Read The Maharani of Arakan yourself to decide whether it is (just) ‘A Romantic Comedy’, as George playfully subtitled it, or a ‘Symbolist Mystery Play’ (allegory)! Having re-read it over the weekend, I increasingly feel it’s the latter.
If it is a ‘Romantic Comedy’, I can well understand why one reviewer called it ‘a pleasant little excursion’ and another ‘trite’. But The Times was correct to say of it in 1916 that it ‘has many meanings’, and the TLS awarded it those high Edwardian accolades ‘charming and significant’. The Stage, too, called it ‘full of interest and charm from start to finish’. Everyone seemed to agree that it was magical in performance, with its Indian music and its songs written by Tagore specially.

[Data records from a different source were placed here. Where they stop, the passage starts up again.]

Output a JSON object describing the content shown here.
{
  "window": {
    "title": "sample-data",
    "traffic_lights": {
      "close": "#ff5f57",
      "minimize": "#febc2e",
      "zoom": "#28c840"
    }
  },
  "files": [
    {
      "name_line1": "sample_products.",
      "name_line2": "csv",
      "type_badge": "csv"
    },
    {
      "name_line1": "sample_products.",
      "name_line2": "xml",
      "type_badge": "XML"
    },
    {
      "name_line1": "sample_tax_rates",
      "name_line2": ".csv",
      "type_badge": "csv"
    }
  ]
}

There is, I have noticed now, a very interesting parallel with The Lamp. Amina, the exiled Mogul princess whose father was killed by the father of Dalia, current King of Arakan, is incited by her sister to kill Dalia with her father’s own dagger because Dalia ‘inherits his father’s guilt’. But Amina objects: ‘His son is innocent. […] Does not the Koran also teach us to forgive? […] Allah did not send me here to die, but to live, to breathe — to love.’ Sentiments very reminiscent of Myrrhina’s in The Lamp (see quotation in post of 3 April).
George was sceptical about the political empowerment of women, as were most British women in his lifetime. But always he believed in their self-fulfilment, in equal opportunities, in women’s need for economic and personal independence. Rather like Chekhov in his later works (Lady with Little Dog, Three Sisters, Betrothed), George focussed in The Fountain, The Maharani of Arakan, and The Lamp, on women’s own identity, vitality, and freedom from oppressive uncaring ideas.
Next entry: 15 April 1915